Problem to work on ::
List all lines of the data containing the word "JSON".

———

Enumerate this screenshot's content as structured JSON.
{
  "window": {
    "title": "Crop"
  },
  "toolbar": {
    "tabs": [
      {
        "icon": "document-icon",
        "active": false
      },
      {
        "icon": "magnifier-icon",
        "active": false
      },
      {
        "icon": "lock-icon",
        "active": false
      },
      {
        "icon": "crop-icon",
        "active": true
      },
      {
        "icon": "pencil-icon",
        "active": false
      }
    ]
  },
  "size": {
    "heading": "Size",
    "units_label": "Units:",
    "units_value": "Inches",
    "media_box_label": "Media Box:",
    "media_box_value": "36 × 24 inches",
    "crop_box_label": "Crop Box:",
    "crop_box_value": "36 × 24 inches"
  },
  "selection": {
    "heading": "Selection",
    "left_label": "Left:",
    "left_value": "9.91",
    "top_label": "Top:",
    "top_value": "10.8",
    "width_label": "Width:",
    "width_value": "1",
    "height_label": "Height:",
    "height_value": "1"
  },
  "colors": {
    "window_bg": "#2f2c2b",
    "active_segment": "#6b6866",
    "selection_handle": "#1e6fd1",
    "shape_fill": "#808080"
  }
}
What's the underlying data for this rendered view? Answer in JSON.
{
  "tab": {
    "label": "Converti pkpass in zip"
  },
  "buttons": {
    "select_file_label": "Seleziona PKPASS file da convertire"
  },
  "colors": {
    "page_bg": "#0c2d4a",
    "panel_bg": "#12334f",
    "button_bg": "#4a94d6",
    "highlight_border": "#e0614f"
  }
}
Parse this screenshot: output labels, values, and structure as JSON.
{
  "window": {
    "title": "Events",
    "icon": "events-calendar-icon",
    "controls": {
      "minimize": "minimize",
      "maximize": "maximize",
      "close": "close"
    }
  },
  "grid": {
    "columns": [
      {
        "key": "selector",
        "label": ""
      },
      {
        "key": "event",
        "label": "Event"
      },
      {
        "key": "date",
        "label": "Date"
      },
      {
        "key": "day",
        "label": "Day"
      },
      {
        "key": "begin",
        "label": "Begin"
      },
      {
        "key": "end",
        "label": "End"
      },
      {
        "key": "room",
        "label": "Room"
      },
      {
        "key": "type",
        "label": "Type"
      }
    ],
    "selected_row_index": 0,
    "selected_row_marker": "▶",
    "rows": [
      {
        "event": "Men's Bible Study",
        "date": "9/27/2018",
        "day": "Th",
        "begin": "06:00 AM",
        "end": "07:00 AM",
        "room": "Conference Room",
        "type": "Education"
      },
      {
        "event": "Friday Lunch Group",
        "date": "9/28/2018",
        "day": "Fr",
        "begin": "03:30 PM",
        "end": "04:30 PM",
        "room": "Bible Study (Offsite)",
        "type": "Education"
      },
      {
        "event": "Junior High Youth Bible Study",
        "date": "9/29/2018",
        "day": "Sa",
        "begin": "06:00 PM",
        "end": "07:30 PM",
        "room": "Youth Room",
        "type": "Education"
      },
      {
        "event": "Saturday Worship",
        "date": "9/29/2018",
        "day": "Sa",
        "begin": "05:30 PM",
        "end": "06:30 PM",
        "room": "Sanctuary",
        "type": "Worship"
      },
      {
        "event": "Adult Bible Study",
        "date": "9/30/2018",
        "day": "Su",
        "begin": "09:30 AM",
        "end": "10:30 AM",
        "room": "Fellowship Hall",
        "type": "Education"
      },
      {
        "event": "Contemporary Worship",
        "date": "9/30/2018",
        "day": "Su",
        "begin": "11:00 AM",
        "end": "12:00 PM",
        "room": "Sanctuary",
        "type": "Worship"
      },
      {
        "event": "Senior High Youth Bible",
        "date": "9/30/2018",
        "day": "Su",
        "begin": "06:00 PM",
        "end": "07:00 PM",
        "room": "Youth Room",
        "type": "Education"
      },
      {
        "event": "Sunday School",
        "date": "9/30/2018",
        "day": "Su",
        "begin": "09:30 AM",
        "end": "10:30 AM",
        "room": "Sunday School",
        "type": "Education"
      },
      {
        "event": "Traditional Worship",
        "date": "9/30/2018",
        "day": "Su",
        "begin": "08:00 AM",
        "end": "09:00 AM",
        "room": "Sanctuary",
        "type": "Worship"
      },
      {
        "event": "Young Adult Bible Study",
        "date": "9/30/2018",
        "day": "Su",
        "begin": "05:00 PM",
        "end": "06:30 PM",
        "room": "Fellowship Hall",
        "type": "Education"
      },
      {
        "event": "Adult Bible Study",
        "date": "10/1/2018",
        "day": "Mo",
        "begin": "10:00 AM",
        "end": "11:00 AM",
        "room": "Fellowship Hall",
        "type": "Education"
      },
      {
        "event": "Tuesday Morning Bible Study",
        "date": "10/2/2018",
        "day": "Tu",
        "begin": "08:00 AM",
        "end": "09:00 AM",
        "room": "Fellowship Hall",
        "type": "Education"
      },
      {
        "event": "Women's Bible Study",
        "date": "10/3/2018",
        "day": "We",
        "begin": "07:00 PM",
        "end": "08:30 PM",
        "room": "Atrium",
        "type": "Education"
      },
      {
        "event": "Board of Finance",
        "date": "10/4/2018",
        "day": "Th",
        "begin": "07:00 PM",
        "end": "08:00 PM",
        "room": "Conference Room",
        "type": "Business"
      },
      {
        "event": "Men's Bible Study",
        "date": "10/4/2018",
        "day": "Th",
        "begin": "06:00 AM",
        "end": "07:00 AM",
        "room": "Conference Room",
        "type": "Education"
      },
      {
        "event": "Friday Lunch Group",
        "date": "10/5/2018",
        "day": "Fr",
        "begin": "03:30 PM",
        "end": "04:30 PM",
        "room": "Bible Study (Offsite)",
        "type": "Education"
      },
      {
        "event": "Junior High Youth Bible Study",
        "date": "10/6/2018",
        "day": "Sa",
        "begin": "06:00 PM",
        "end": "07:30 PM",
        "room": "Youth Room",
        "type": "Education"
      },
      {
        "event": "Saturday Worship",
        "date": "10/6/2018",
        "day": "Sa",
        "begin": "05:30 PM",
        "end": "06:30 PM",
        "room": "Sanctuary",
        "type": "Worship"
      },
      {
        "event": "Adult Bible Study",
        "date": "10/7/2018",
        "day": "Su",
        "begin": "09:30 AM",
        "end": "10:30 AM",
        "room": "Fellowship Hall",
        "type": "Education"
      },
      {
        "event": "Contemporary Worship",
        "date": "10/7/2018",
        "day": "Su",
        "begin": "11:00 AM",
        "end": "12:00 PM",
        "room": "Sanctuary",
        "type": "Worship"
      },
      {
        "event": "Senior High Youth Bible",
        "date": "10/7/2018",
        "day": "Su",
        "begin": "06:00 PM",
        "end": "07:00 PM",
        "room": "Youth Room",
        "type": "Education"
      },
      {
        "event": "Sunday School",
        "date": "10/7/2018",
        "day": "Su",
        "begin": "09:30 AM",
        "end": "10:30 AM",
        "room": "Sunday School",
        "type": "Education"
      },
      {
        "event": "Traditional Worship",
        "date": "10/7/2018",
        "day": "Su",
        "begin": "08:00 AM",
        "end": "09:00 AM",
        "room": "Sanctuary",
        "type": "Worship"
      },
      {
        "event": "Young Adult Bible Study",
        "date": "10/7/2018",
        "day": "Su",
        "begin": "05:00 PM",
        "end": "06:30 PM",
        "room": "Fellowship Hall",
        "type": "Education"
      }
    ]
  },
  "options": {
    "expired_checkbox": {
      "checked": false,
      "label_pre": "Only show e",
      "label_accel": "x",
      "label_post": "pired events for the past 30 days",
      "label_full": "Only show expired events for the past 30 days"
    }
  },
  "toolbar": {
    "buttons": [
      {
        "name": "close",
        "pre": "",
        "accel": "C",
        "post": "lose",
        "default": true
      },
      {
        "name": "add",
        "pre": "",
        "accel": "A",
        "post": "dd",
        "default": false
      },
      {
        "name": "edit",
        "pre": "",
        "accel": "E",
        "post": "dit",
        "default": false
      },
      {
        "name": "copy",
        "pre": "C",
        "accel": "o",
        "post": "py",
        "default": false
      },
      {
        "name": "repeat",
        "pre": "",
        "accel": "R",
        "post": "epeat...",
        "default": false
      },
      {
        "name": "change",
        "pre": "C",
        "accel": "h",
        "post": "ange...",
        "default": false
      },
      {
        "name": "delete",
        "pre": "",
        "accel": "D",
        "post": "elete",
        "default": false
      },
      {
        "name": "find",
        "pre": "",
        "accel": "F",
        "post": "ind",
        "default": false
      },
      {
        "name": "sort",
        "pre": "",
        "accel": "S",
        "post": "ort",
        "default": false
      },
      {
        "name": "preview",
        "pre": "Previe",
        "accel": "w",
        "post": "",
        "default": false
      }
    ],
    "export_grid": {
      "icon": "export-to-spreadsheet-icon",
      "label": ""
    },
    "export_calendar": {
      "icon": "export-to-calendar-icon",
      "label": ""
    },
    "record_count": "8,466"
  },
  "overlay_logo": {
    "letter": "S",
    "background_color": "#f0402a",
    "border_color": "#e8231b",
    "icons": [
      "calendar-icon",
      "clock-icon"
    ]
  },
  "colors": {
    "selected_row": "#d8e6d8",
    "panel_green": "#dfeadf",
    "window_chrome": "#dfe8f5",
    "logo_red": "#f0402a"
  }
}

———

Task response ::
Enumerate this screenshot's content as structured JSON.
What's the underlying data for this rendered view? Answer in JSON.
Parse this screenshot: output labels, values, and structure as JSON.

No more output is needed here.